This came up again recently in a discussion on the W3C i18n Interest Group list, and I decided to put my thoughts in this post so that I can point people to them easily.
I think HTML4 and HTML5 should continue to support <b> and <i> tags, for backwards compatability, but we should urge caution regarding their use and strongly encourage people to use <em> and <strong> or elements with class="…" where appropriate. (I reworded this 2008-02-01)
Here are a couple of reasons I say that:
I constantly see people misusing these tags in ways that can make localization of content difficult.
For example, just because and English document may use italicisation for emphasis, document titles and foreign words, it doesn’t hold that a Japanese translation of the document will use a single presentational convention for all three. Japanese authors may avoid both italicization and bolding, since their characters are too complicated to look good in small sizes with these effects. Japanese translators may find that the content communicates better if they use wakiten (boten marks) for emphasis, but corner brackets for 『 document names 』, and guillemets for 《 foreign words 》. These are common Japanese typographic approaches that we don’t use in English.
The problem is that, if the English author has used <i> tags everywhere (thinking about the presentational rendering he/she wants in English), the Japanese localizer will be unable to easily apply different styling to the different types of text.
The problem could be avoided if semantic markup is used. If the English author had used
<span class="foreignword">..</span>to distinguish the three cases, it would allow the localizer to easily change the CSS to achieve different effects for these items, one at a time.
Of course, over time this is equally relevant to pages that are monolingual.

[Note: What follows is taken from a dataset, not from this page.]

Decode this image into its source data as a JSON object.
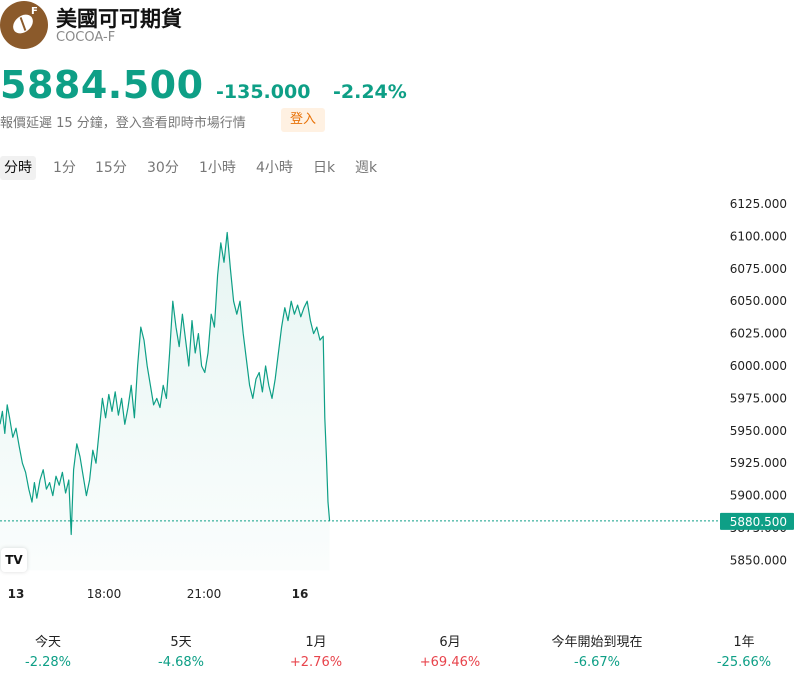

Suppose your new corporate publishing guidelines change, and proclaim that bolding is better than italics for document names. With semantically marked up HTML, you can easily change a whole site with one tiny edit to the CSS. In the situation described above, however, you’d have to hunt through every page for relevant <i> tags and change them individually, so that you didn’t apply the same style change to emphasis and foreign words too.
Allowing authors to use <b> and <i> tags is also problematic, in my mind, because it keeps authors thinking in presentational terms, rather than helping them move to properly semantic markup. At the very least, it blurs the ideas. To an author in a hurry, it is also tempting to just slap one of these tags on the text to make it look different, rather than to stop and think about things like consistency and future-proofing. (Yes, I’ve often done it too…)